Into the Future: How business leaders can harness the power of generative AI

Companies are split between adoption and resistance

Over the past year, generative AI has exploded into the cultural zeitgeist. While discussions around AI and its capabilities have been prevalent for some time, OpenAI’s rollout of tools such as ChatGPT and DALL-E has led to a level of mass adoption by the general public that would have been close to unthinkable a few years ago. Now, the race is on to see which companies can leverage generative AI to win—or simply to survive—over the years ahead.

ChatGPT, the most well-known of the current crop of apps, is a generative AI chat app based on OpenAI’s large language model (the GPT in the name). These models are absolute monsters of pattern recognition; when given a simple prompt, they can create original writings that can only be described as eerily articulate. The internet has been flooded with use cases: efficiently summarizing large texts, creating complex essays or even drafting an outline for an article (such as the one you’re reading right now). The flagship example of how advanced ChatGPT has become is when it comfortably passed an MBA exam administered by the renowned Wharton School of Business in Pennsylvania.
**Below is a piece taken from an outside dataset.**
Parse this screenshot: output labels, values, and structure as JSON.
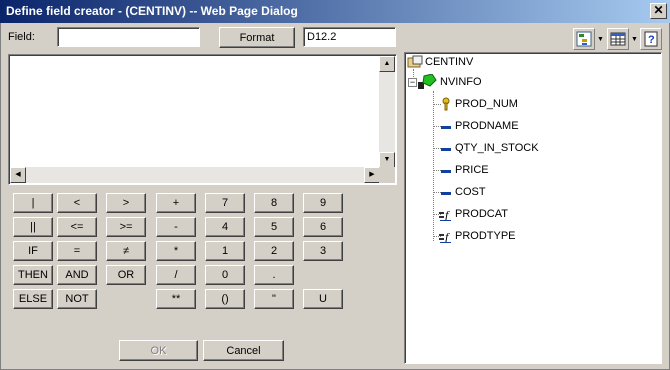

That very advancement has led to significant fear, particularly among knowledge workers, many of whom provide value through the gathering, analysis, synthesis and communication of information—all tasks at which generative AI is ruthlessly efficient. Companies now face a choice: adapt to the reality of generative AI, or be left behind. In the words of Charles Darwin, “It is not the strongest of the species that survive, nor the most intelligent, but the ones most responsive to change.”
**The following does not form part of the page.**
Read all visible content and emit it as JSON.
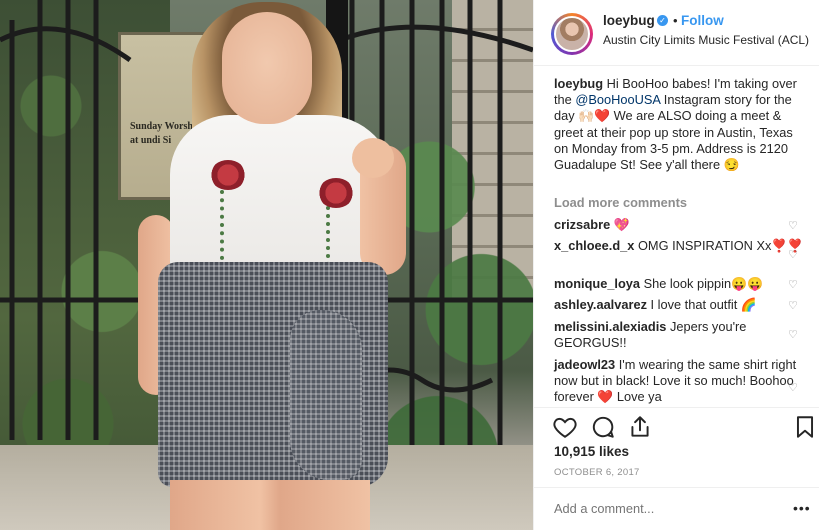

Many organizations will be tempted to shrug off generative AI; others will avoid it out of fear or become overwhelmed by it. The most important thing to focus on is that these tools are designed to augment and enhance human intellect, not to replace it. In this context, they are not so different from other tools we already use every day; by way of an example, Microsoft Excel is a complement to our human capacity to analyze and action data—but it is not a complete substitute for that work.